Continue reading Corporate Succession Planning – The Risk Isn’t Just at the Top

Succession Planning – The Risk Isn’t Just at the Top

When most people think of succession planning, they usually think about what to do when a founder or other key executive moves on. However, all businesses have risk beyond just their senior personnel making an exit.

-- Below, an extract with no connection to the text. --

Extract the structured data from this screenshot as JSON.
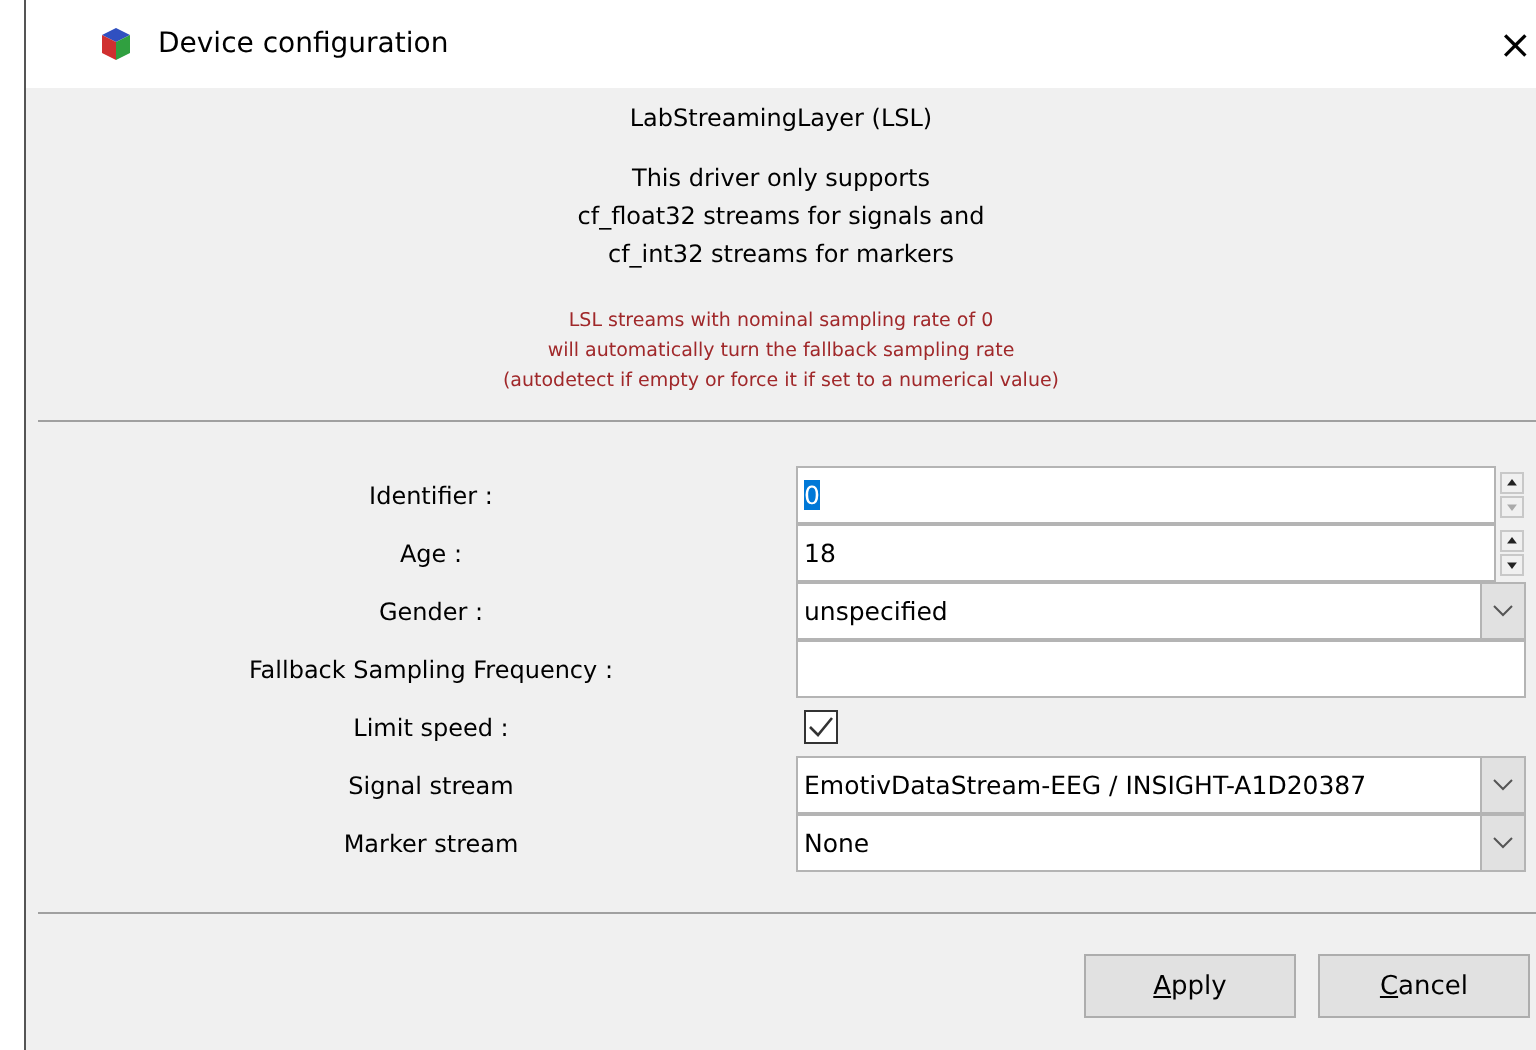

What about

Continue reading Succession Planning – The Risk Isn’t Just at the Top

Before You Begin – Part 1

Many people dream of owning their own business. Some have a vision down inside they’ve replayed and worked on for years, and some are just tired of working for “The Man”. They want to call their own shots.

Owning your own business is much like raising children. (or sometimes running a daycare, but that’s another article.) There will be moments of great joy and pride, and there will be moments of frustration or even anger. And just like child rearing, if you guide and nurture them right, it’s hard to beat the moment when they come into their own, and you get to say, “that’s my child.”

Over the next several articles, I’m going to share with you some wisdom I’ve gathered over the years. These are not absolutes, but can save you from much self-inflicted frustration.

One of the first things to consider as you decide on when to launch into the great entrepreneurial sea is your own financial position. How will you pay the household bills until your business can afford to pay you? Does your spouse earn enough money to cover living expenses? How much money do you have saved? I’m not talking about just enough money to go through the mechanics of starting your business, I’m talking about how long you could fund your business and pay your bills without a paycheck from your business.

As entrepreneurs, we are naturally optimistic. However, the old adage of “hope for the best and plan for the worst” is certainly worth following here. There will be enough stress getting your business off the ground. You certainly don’t need to add stress that could have been prevented.

If you are the sole breadwinner and looking to jump in fulltime to your new endeavor, my recommendation is at least 12 months of expenses in savings. This is over and above what you need to start your business.

If you are not there financially, consider whether or not you can start your business part time while you still keep your job.

This is also a time to consider what sacrifices are worth making for the dream of owning your own business. Where can you cut the family budget to make it on one income or make the savings last longer? These are some of the things that make for great stories once your business is successful.